(Directions for this task): Everything in the data below should be restated word for word.

(Information given):
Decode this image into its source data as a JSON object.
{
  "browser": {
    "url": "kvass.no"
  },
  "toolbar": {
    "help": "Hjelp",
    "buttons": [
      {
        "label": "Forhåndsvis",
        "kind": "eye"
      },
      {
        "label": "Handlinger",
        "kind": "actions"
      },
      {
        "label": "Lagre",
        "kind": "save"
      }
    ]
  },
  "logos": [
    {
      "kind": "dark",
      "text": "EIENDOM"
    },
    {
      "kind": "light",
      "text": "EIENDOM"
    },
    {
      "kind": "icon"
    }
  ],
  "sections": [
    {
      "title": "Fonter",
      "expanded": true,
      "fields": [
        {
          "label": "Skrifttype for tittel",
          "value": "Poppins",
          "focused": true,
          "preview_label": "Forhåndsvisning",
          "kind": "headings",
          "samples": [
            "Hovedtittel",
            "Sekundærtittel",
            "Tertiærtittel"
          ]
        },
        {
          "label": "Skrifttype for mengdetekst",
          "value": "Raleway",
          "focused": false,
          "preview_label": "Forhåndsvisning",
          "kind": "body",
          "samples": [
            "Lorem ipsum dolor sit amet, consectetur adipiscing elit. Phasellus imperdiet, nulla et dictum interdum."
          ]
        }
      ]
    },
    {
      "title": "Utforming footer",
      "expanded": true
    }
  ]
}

(Written solution):
Decode this image into its source data as a JSON object.
{
  "browser": {
    "url": "kvass.no"
  },
  "toolbar": {
    "help": "Hjelp",
    "buttons": [
      {
        "label": "Forhåndsvis",
        "kind": "eye"
      },
      {
        "label": "Handlinger",
        "kind": "actions"
      },
      {
        "label": "Lagre",
        "kind": "save"
      }
    ]
  },
  "logos": [
    {
      "kind": "dark",
      "text": "EIENDOM"
    },
    {
      "kind": "light",
      "text": "EIENDOM"
    },
    {
      "kind": "icon"
    }
  ],
  "sections": [
    {
      "title": "Fonter",
      "expanded": true,
      "fields": [
        {
          "label": "Skrifttype for tittel",
          "value": "Poppins",
          "focused": true,
          "preview_label": "Forhåndsvisning",
          "kind": "headings",
          "samples": [
            "Hovedtittel",
            "Sekundærtittel",
            "Tertiærtittel"
          ]
        },
        {
          "label": "Skrifttype for mengdetekst",
          "value": "Raleway",
          "focused": false,
          "preview_label": "Forhåndsvisning",
          "kind": "body",
          "samples": [
            "Lorem ipsum dolor sit amet, consectetur adipiscing elit. Phasellus imperdiet, nulla et dictum interdum."
          ]
        }
      ]
    },
    {
      "title": "Utforming footer",
      "expanded": true
    }
  ]
}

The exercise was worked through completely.